Johns Hopkins University’s Gregory D. Hager presents “Computational Modeling and Enhancement of Human Skill” as part of the IRIM Robotics Seminar Series. The seminar will be held in the Marcus Nanotechnology Building from 12-1 p.m. and is open to the public.
With the rapidly growing popularity of the Intuitive Surgical da Vinci system, robotic minimally invasive surgery (RMIS) has crossed the threshold from the laboratory to the real world. There are now hundreds of thousands of human-guided robotic surgeries performed every year, and the number is growing rapidly. This is a unique example of the growing paradigm of human-machine collaborative systems—namely systems of machines and computers collaborating with people to perform tasks that neither can perform as effectively alone.
While designed to be an amplifier of human ability, collaborative systems like the da Vinci pose a number of new challenges. In particular, the learning curve is steep and involves mastery of a new and rapidly evolving set of skills and techniques. Yet, at the same time, the availability of easily acquired data also creates new opportunities to create new engineering paradigms for modeling, evaluating, and improving human skill.
In this talk, I will describe our work toward developing effective human-machine collaborative teams. I will spend most of the talk discussing approaches to modeling complex manipulation tasks within in the context of surgery. By creating models for the “Language of Surgery,” I will show that we are able to evaluate the style and efficiency of surgical motion. These models also lead naturally to methods for supporting, or even automating, component actions in surgery as well as in other domains. At the end of the talk, I will briefly touch on our recent work, building on these ideas, to develop collaborative systems for manufacturing.

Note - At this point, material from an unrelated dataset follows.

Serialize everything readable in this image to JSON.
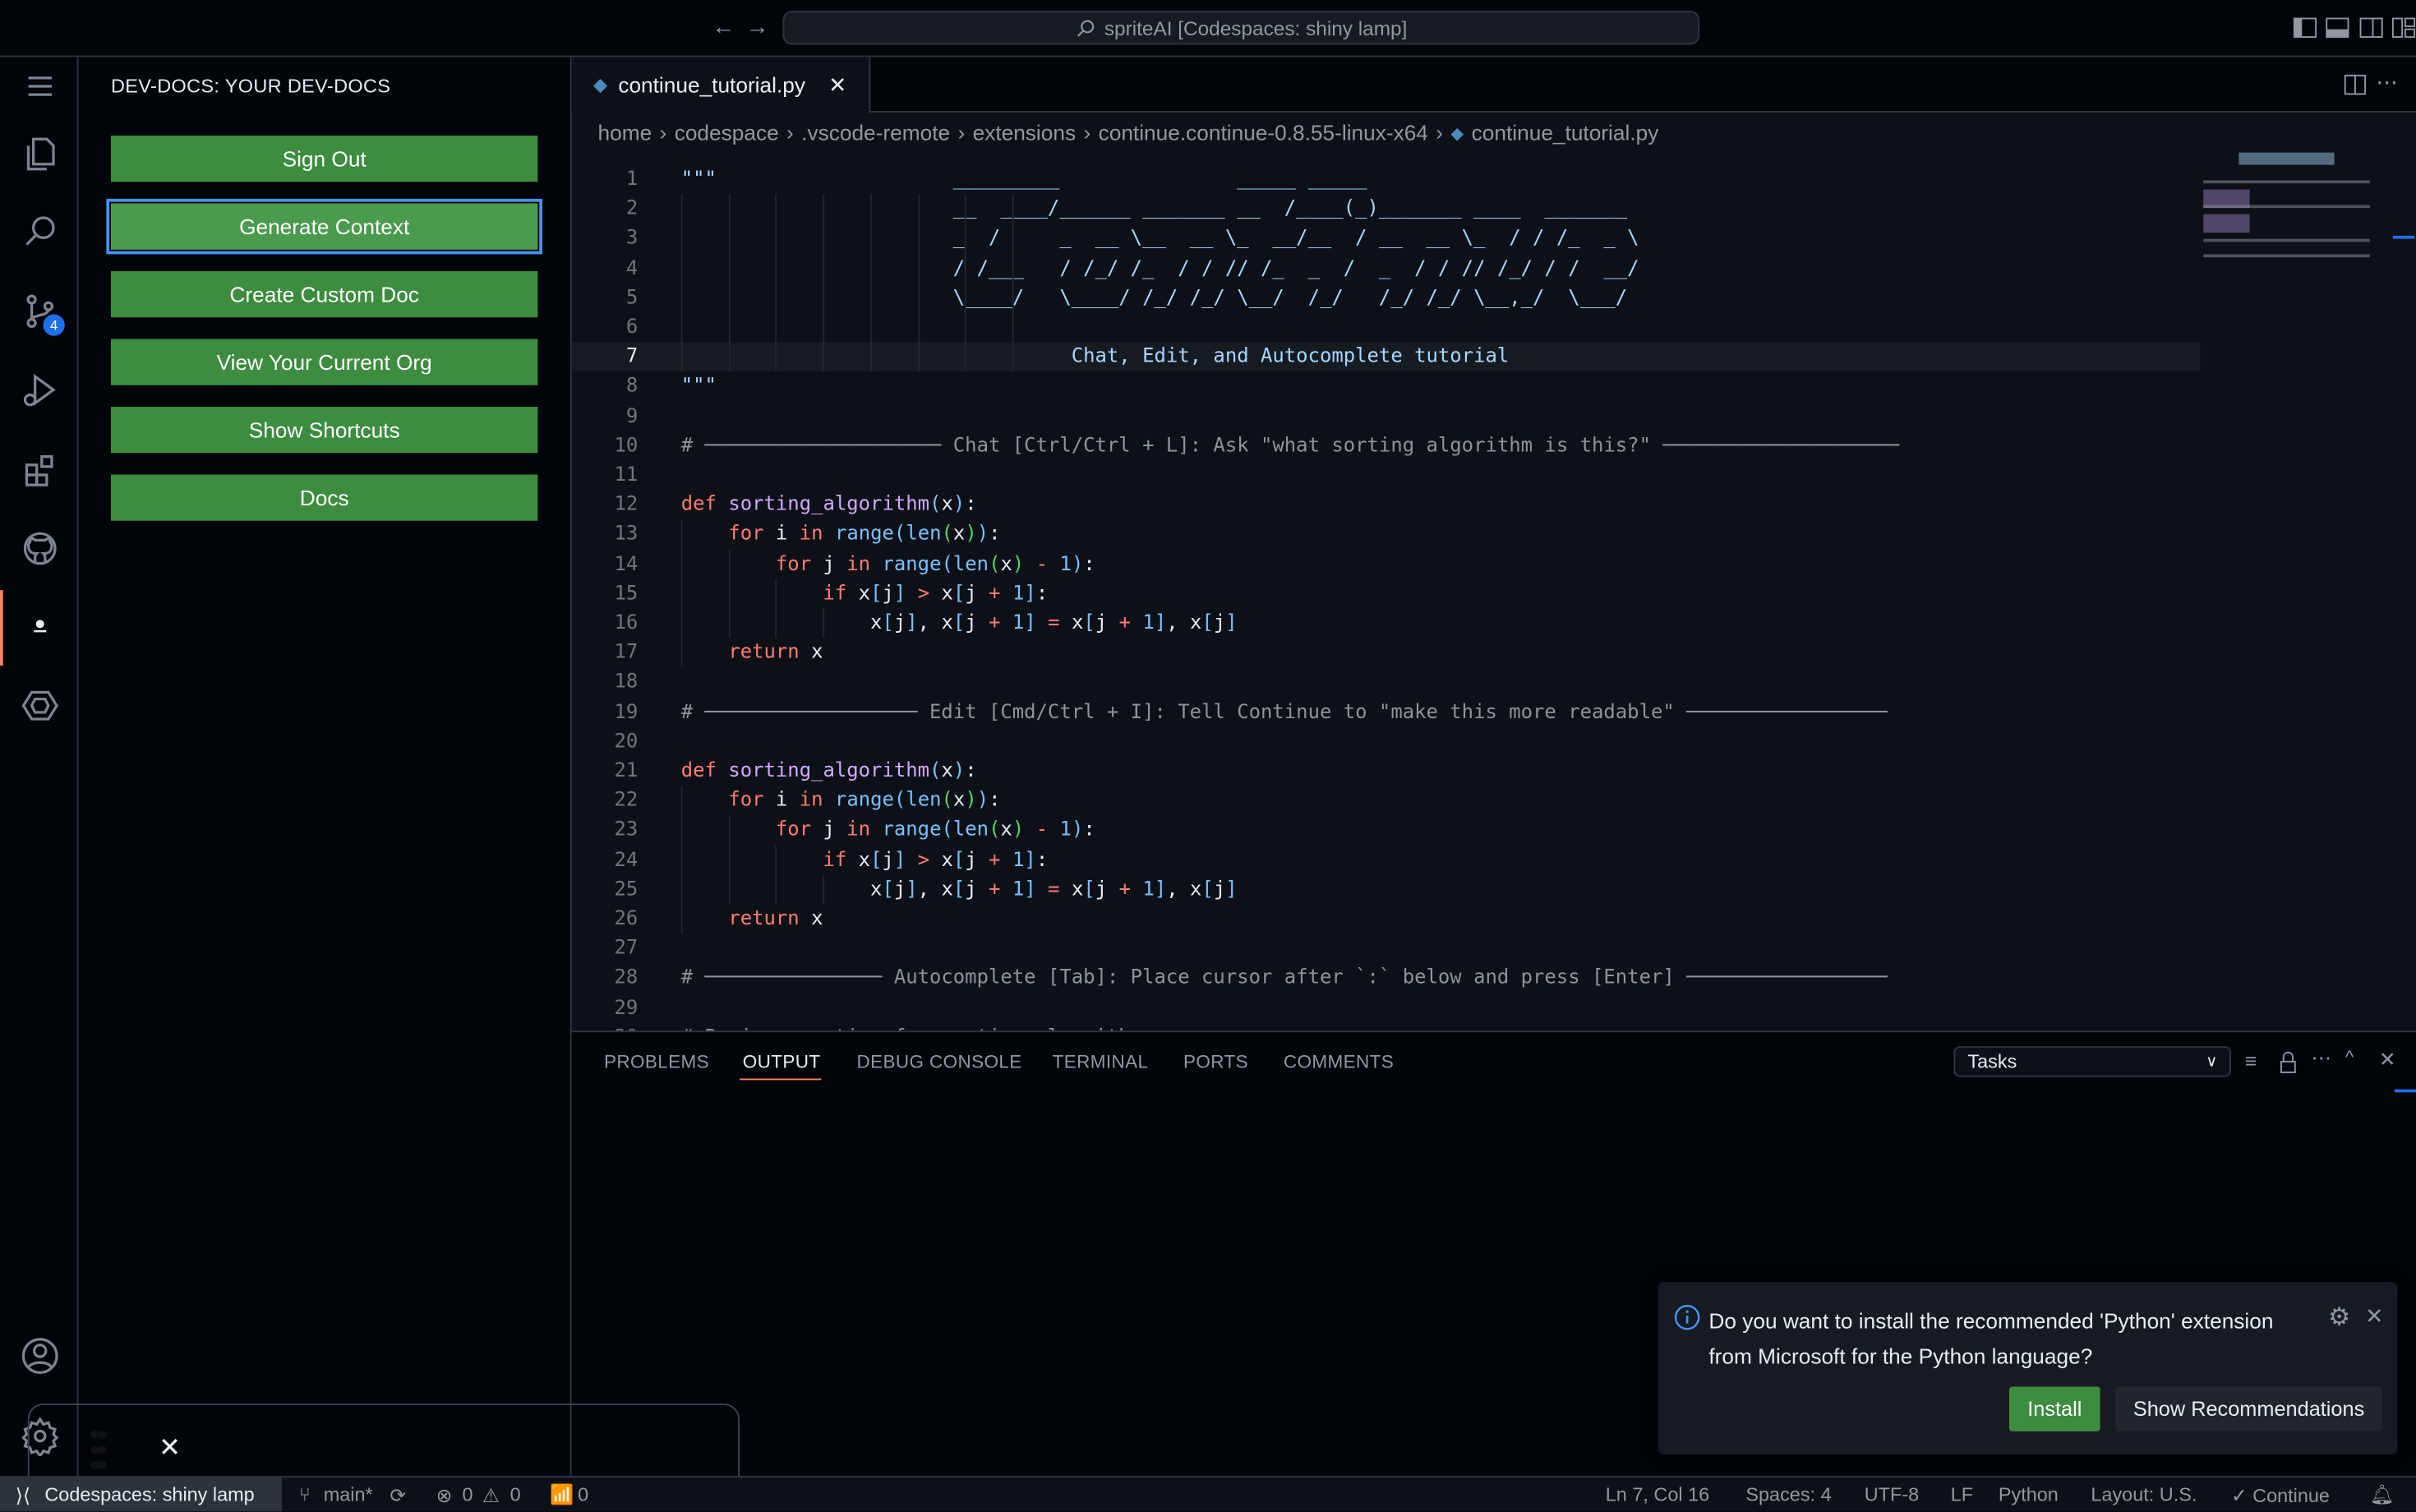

This talk includes joint work with Sanjeev Khudanpur and Rene Vidal.
Gregory D. Hager is a professor and chair of Computer Science at Johns Hopkins University and the deputy director of the NSF Engineering Research Center for Computer Integrated Surgical Systems and Technology. His research interests include collaborative robotics, time-series analysis of image data, image-guided robotics, and medical applications of image analysis and robotics. He is also chair of the Computing Community Consortium and is currently a member of the governing board of the International Federation of Robotics Research. He is a fellow of the IEEE for his contributions to vision-based robotics.